You can bet against history, I have seen some economists getting concerned that we are in uncharted territory with low interest rates as well as high market valuation, but if you lose this bet then the person you could have been (experiencing ~4% higher delta returns (market vs. mortgage) for 30 years) will be almost 200k ahead on that 60k lump sum investment, vs. putting the theoretical mortgage payment amount slowly in the market.  ((For example, a 60k lump sum for 30 yrs at 8% nominal return = 604k vs. 3540 yearly mortgage payment, 30 yrs, 8% = 433k))

Another benefit to having a mortgage while you are working, it forces you to live within a reduced means.  When you retire, you should be in even better shape to make the decision to pay off or keep the mortgage.  I lean toward paying it off, since it will be an annoyance and so that you don't have a fixed liability when your income might be less predictable.  Again, you don't want to have to sell equities during a down market.  I also understand arebelspy, I've never paid off a mortgage because it's like having a pile of money that doesn't throw off any interest, dividends, or give you easy access to principal.  A mortgage, for working people, is like someone loaning some of your future income to you to invest. 

For extra credit, I'm partial to Another Reader's idea for a lower duration mortgage than 30 yr.  It lowers your interest rate, lowers overall interest paid, and increases the tax deductible interest paid, especially in the early years.  You can try to match the duration to your expected retirement date (10 years).

By the way, you are in great shape having the 80k liquid and planning on living in an 80k house!

Cassie

  • Walrus Stache
  • *******
  • Posts: 5790
Re: Oldie but a goodie: Should I get a mortgage or pay cash?
« Reply #9 on: February 06, 2014, 05:05:22 PM »
I would have never felt safe enough to retire without a paid off home-priceless in my opinion!!

SunshineGirl

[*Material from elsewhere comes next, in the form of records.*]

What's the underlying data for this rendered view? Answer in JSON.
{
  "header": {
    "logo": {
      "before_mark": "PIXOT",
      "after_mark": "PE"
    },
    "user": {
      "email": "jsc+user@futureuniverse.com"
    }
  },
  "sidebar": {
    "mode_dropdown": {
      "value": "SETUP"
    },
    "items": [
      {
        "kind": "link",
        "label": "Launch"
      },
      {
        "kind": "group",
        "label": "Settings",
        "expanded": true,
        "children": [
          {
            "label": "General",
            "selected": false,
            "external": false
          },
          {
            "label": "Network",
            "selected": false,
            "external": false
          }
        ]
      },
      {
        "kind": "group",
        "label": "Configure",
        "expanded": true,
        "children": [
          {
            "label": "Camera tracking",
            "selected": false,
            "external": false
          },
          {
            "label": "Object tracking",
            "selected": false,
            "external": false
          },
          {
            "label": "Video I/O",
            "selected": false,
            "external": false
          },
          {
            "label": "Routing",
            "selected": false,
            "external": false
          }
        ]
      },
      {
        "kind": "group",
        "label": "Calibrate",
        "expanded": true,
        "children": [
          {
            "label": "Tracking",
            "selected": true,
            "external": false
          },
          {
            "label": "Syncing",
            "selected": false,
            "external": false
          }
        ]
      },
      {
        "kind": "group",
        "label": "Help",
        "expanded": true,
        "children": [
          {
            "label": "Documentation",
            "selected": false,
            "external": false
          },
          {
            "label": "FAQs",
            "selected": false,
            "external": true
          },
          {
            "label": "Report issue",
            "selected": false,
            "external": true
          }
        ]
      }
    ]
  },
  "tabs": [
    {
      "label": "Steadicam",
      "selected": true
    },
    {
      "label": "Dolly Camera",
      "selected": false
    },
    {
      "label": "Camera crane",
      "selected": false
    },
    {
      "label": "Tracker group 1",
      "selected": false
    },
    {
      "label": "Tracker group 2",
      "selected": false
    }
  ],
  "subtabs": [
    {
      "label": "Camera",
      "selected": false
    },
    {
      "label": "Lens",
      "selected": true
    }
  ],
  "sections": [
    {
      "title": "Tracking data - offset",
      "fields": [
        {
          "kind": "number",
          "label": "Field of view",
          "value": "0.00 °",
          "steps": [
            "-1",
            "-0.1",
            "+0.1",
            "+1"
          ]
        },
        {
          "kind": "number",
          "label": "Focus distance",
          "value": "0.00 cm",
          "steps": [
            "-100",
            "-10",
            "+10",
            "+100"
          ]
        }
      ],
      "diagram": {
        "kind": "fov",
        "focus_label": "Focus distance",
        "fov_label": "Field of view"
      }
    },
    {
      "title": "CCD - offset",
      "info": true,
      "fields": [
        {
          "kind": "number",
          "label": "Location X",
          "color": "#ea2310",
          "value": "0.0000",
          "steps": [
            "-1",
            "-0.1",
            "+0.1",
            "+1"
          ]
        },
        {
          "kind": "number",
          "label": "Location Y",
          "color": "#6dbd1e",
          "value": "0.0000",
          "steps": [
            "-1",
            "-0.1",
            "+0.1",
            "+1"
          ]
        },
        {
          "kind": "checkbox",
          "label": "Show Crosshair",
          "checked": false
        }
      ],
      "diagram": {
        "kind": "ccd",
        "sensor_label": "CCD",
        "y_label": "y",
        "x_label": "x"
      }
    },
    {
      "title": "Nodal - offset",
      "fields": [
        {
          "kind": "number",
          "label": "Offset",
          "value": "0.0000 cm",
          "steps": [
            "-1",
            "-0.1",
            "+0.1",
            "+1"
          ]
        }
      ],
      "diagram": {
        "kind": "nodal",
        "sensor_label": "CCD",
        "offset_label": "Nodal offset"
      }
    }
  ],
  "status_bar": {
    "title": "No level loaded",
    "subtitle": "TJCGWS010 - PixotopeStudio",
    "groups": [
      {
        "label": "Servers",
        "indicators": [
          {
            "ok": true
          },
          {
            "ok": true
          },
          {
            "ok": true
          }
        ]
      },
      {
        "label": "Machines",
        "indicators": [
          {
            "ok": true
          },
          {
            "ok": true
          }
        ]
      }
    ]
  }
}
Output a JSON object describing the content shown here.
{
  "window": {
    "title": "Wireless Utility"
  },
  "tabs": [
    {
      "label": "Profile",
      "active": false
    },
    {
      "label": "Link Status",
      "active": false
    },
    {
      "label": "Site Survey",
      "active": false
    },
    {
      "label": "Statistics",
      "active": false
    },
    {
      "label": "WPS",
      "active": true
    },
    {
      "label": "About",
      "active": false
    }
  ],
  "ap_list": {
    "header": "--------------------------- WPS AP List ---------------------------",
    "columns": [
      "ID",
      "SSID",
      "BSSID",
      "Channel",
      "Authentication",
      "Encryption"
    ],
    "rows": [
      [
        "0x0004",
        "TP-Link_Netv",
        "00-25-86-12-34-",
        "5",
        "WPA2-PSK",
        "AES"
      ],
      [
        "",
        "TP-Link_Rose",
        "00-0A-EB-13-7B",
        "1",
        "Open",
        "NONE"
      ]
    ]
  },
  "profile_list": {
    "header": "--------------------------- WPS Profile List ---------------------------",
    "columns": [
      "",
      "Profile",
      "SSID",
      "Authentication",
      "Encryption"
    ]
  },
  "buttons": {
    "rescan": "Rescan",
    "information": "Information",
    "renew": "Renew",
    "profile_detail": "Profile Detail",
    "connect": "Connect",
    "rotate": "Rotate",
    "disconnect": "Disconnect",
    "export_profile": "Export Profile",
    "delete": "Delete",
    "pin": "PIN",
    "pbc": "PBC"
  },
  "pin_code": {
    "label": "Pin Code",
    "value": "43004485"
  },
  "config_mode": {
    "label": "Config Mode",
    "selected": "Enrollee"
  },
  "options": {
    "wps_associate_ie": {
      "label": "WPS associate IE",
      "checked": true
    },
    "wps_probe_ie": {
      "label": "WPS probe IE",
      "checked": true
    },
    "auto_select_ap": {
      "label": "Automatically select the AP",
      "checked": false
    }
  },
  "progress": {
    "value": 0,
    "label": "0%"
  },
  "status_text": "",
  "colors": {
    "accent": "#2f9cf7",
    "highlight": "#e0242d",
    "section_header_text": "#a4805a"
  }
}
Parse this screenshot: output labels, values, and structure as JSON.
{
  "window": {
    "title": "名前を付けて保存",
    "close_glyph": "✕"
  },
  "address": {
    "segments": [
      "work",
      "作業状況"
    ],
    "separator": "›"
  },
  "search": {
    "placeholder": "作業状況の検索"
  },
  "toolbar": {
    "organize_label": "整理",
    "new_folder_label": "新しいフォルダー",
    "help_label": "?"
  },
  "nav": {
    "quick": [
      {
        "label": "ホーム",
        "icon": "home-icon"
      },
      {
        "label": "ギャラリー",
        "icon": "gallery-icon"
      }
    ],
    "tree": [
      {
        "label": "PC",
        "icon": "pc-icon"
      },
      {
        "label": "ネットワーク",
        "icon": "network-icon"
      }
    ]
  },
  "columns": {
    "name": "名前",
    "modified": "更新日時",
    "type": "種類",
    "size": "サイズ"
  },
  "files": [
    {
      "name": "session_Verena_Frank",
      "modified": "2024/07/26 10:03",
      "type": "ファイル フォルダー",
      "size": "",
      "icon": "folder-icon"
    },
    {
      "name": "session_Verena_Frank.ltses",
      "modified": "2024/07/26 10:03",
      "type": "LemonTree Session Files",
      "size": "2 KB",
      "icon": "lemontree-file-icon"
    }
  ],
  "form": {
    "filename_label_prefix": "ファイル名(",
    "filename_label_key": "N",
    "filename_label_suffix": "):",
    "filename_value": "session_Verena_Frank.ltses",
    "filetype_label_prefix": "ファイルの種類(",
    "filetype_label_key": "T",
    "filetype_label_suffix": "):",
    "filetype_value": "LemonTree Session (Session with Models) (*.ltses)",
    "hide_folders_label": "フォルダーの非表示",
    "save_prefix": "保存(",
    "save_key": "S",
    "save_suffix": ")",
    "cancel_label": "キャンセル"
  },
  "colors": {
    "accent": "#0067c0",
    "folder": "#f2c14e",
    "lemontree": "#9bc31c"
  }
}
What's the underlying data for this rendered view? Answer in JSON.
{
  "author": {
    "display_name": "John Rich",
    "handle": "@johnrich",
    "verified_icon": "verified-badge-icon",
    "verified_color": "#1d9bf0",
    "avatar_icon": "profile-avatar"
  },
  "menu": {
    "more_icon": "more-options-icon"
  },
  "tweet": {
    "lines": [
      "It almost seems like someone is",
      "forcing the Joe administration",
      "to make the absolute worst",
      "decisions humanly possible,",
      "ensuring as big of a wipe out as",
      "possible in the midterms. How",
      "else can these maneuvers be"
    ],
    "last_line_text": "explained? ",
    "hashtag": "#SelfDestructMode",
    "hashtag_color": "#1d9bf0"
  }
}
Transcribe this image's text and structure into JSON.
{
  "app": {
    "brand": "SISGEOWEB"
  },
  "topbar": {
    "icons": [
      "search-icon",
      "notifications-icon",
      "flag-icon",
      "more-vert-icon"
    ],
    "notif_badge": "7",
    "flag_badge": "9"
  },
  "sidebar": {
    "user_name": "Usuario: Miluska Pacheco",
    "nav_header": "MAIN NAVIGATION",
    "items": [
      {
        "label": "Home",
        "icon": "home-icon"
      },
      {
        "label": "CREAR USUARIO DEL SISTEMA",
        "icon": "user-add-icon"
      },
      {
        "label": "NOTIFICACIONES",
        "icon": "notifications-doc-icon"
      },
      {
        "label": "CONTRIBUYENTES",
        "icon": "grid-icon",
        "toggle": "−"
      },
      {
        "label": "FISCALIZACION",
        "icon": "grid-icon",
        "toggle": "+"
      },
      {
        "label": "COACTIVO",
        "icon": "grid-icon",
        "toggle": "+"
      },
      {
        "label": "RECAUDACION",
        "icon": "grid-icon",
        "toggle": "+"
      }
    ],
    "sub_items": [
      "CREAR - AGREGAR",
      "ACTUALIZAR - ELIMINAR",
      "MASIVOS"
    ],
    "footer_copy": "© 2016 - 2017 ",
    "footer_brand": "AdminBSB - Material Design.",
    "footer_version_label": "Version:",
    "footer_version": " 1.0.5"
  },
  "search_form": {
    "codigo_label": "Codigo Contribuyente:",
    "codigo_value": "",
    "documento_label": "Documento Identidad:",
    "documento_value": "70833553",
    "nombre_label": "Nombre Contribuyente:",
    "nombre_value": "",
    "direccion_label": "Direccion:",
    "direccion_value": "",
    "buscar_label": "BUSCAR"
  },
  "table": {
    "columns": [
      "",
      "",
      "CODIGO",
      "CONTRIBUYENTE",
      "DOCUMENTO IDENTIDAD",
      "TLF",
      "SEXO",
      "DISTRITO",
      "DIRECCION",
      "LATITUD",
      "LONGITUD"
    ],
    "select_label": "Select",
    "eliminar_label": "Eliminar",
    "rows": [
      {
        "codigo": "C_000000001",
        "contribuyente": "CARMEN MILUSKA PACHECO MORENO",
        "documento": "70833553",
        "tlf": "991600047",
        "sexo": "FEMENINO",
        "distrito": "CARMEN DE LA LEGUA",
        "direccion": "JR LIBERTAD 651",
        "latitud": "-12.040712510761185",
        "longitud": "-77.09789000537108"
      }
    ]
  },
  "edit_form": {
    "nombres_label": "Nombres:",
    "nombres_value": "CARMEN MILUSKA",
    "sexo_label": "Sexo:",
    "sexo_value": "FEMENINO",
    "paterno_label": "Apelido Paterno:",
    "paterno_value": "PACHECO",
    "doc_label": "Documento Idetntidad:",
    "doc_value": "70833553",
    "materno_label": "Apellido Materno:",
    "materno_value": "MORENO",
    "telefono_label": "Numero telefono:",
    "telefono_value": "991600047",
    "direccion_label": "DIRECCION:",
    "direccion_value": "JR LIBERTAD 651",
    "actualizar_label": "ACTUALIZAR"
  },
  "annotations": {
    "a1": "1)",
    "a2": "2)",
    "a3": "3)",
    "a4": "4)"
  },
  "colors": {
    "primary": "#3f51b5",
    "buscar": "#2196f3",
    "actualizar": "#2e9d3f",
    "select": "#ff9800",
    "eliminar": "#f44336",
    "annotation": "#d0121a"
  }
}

  • Pencil Stache
  • ****
  • Posts: 749
Re: Oldie but a goodie: Should I get a mortgage or pay cash?
« Reply #10 on: February 07, 2014, 08:15:38 AM »
I don't know - as long as you have the cash to make your payments, maybe it's not so scary.

Daleth

  • Handlebar Stache
  • *****
  • Posts: 1201
Re: Oldie but a goodie: Should I get a mortgage or pay cash?
« Reply #11 on: February 07, 2014, 08:42:58 AM »
Thanks guys.  It does seem to come down to risk tolerance and peace of mind.  Doing the math, the expected stock market return is higher than a 30 year mortgage interest rate so it seems obvious to get a mortgage.  Especially pre-retirement this probably makes sense.

But post-(early)-retirement, when living off a lower income and investments, the risk avoidance of not having a mortgage becomes more compelling.

Thanks for the advice and thoughts!

We have 15-yr mortgages on our rental properties because that way they're free and clear by the time we have kids in college. They're at around 4% fixed, so there's no way it would've made sense to liquidate investments in order to get them in cash.

That said, it would make sense to liquidate a little bit if necessary to come up with 20% down. PMI is an utter screaming waste of money and a hassle to get out of.

jrhampt

  • Handlebar Stache
  • *****
  • Posts: 1074
  • Age: 42
  • Location: Connecticut
Re: Oldie but a goodie: Should I get a mortgage or pay cash?
« Reply #12 on: February 11, 2014, 10:24:22 AM »
The problem with liquidating your investments to pay for your house is that you typically take a tax hit on the capital gains.  How bad this is depends on your tax bracket - long term capital gains are actually at 0 for those in the 10 and 15% brackets.  Otherwise, you pay 15% (and most recently as of 2013 - 20% if you're in the highest tax bracket).  This is why, although we could pay off our house right now if we sold off some stock, we are not going to do it.